(Extracted records)
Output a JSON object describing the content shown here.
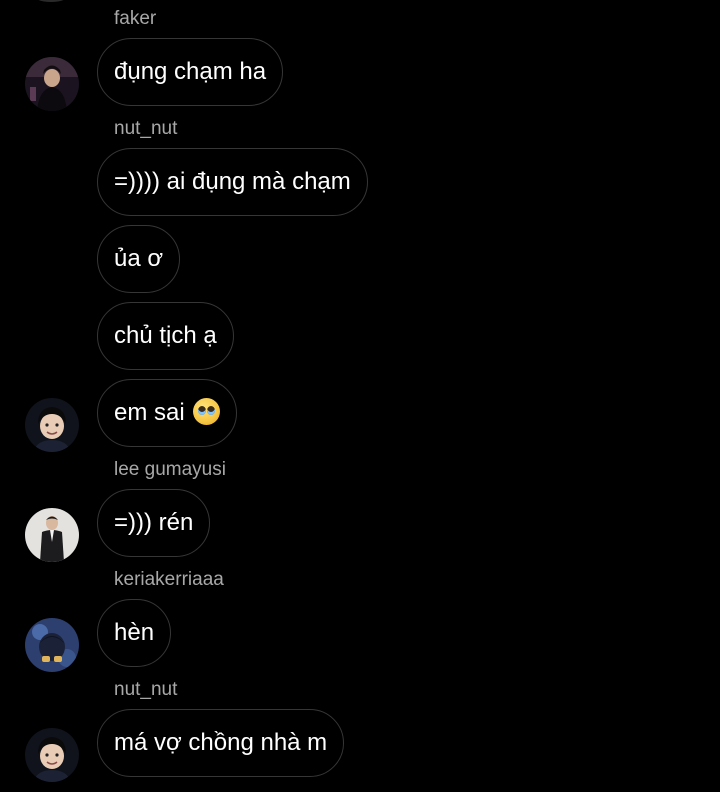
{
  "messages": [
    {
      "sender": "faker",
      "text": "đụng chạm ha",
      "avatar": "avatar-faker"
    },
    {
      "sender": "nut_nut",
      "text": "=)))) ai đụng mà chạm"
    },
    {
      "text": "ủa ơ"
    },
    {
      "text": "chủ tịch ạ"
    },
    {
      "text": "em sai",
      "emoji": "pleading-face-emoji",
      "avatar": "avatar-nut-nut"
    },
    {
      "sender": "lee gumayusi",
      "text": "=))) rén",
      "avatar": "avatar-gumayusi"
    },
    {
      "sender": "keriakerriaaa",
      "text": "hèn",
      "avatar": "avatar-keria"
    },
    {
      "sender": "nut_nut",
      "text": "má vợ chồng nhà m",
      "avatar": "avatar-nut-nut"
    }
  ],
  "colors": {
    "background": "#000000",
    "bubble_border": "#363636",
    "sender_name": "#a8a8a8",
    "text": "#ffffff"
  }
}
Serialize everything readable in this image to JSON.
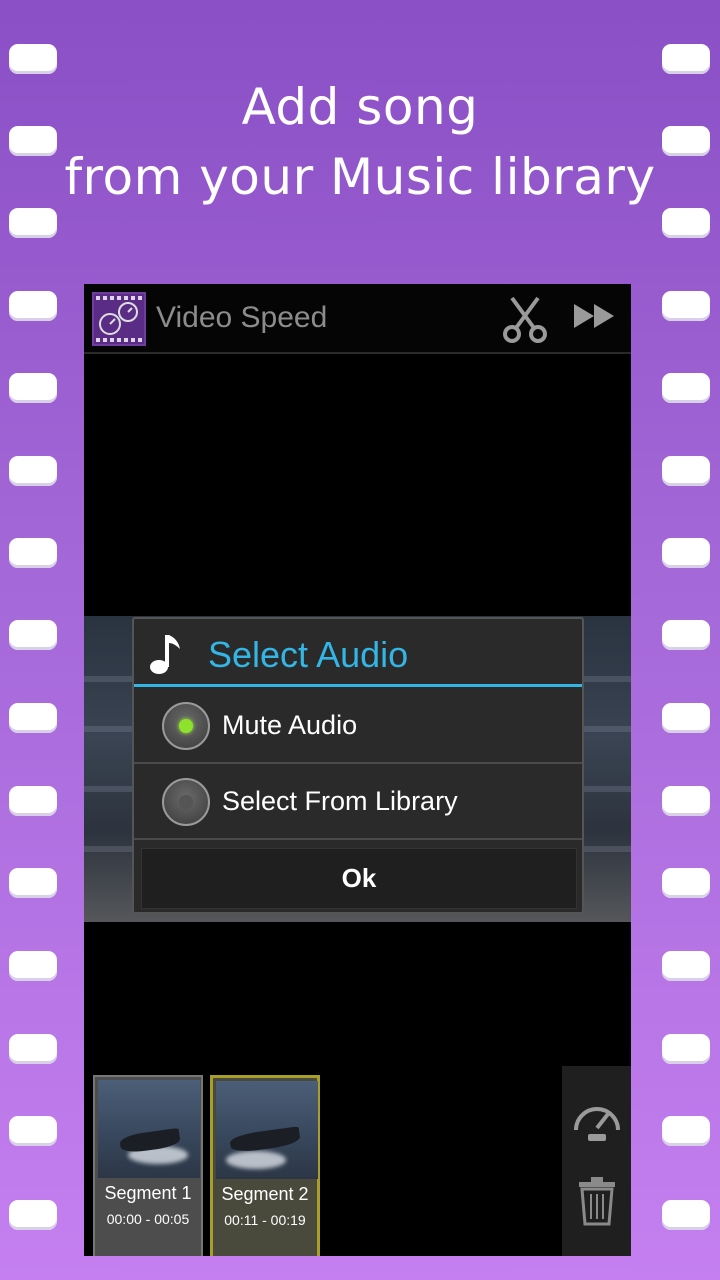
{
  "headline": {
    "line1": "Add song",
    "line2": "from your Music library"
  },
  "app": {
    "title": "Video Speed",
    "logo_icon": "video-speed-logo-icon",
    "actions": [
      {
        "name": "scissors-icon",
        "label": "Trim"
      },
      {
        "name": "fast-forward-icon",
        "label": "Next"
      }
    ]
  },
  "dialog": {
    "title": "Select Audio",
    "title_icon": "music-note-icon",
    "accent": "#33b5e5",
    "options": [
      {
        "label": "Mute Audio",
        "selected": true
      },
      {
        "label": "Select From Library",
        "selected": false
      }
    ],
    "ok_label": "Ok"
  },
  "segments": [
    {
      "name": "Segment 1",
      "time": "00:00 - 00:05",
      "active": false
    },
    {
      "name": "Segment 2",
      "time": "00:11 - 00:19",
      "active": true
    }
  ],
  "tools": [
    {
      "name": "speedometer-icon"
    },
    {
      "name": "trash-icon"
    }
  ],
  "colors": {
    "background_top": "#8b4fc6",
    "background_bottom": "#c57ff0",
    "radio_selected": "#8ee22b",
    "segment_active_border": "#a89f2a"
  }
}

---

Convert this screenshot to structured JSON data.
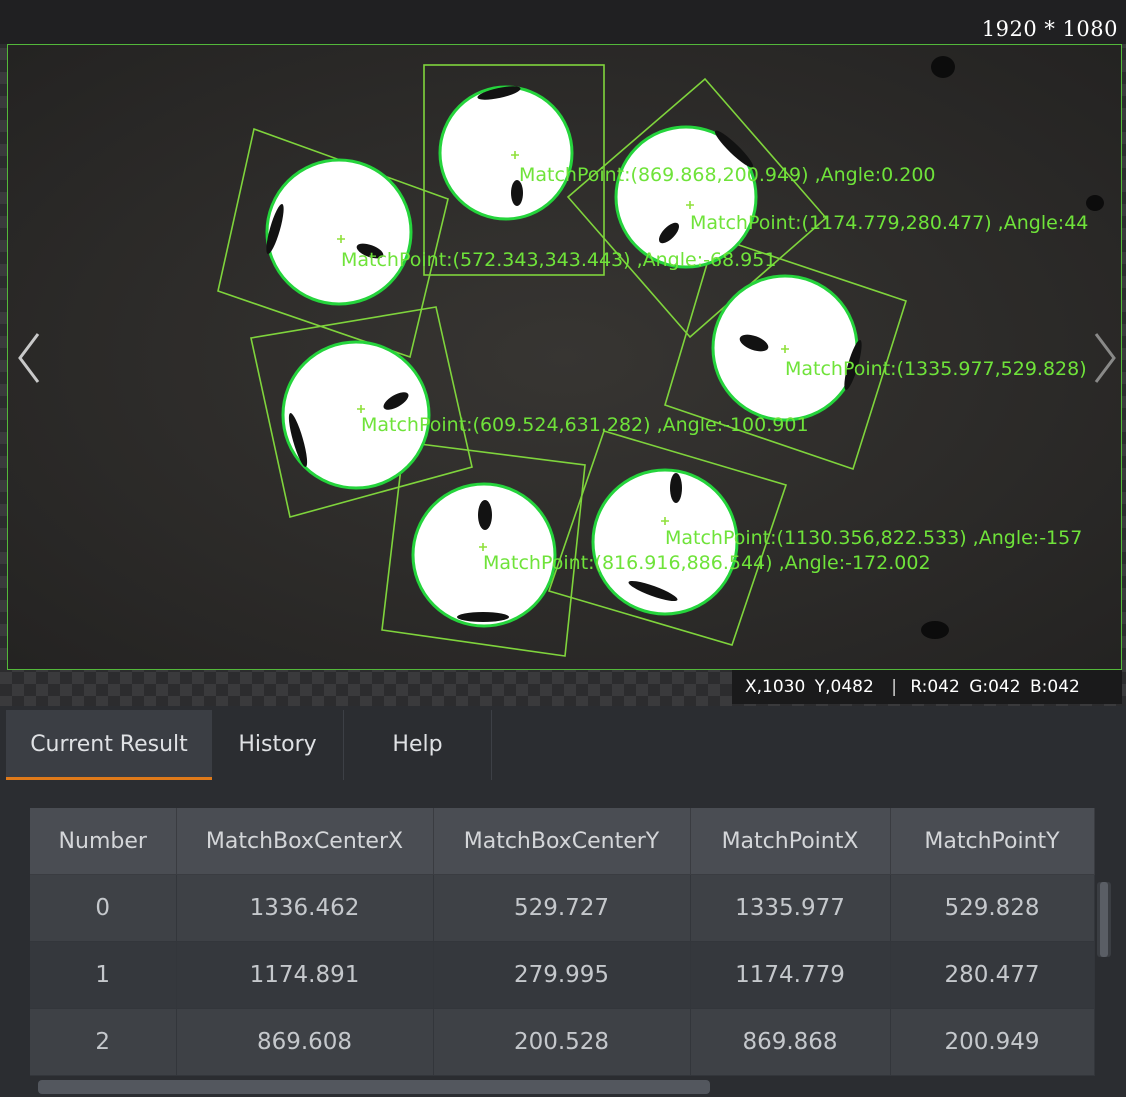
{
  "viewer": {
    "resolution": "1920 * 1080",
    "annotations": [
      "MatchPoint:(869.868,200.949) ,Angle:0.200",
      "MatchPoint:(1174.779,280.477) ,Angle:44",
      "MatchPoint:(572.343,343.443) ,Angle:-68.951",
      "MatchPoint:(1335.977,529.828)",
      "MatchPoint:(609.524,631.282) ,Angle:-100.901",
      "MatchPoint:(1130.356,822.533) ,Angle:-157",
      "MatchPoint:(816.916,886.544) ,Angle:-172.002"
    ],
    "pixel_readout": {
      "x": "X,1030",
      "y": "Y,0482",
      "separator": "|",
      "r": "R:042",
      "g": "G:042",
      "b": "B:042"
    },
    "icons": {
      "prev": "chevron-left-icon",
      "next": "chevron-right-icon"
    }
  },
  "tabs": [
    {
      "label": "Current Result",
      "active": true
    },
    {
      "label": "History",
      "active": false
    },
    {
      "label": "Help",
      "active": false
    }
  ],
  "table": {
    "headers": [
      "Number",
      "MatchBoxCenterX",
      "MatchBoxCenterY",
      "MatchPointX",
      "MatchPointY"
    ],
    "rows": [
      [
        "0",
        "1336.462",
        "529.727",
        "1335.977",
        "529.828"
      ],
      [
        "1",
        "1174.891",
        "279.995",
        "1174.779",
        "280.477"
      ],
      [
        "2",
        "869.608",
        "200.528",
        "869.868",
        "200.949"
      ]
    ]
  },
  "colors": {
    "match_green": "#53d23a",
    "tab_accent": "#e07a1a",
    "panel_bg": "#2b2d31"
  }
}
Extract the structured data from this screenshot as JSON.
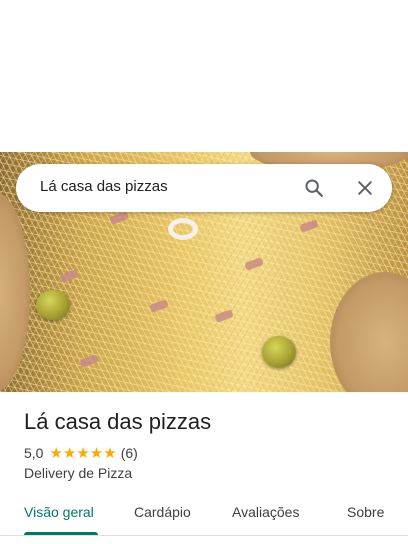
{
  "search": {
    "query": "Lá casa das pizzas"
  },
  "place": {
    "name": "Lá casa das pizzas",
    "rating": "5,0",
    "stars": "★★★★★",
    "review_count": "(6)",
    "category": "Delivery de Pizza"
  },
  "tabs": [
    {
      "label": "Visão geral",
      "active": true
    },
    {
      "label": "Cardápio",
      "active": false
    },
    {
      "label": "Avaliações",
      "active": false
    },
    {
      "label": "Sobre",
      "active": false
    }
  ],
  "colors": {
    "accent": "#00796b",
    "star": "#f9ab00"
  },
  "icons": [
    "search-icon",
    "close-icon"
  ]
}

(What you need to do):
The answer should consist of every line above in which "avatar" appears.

(Task output):
      "avatar": "avatar-faker"
      "avatar": "avatar-nut-nut"
      "avatar": "avatar-gumayusi"
      "avatar": "avatar-keria"
      "avatar": "avatar-nut-nut"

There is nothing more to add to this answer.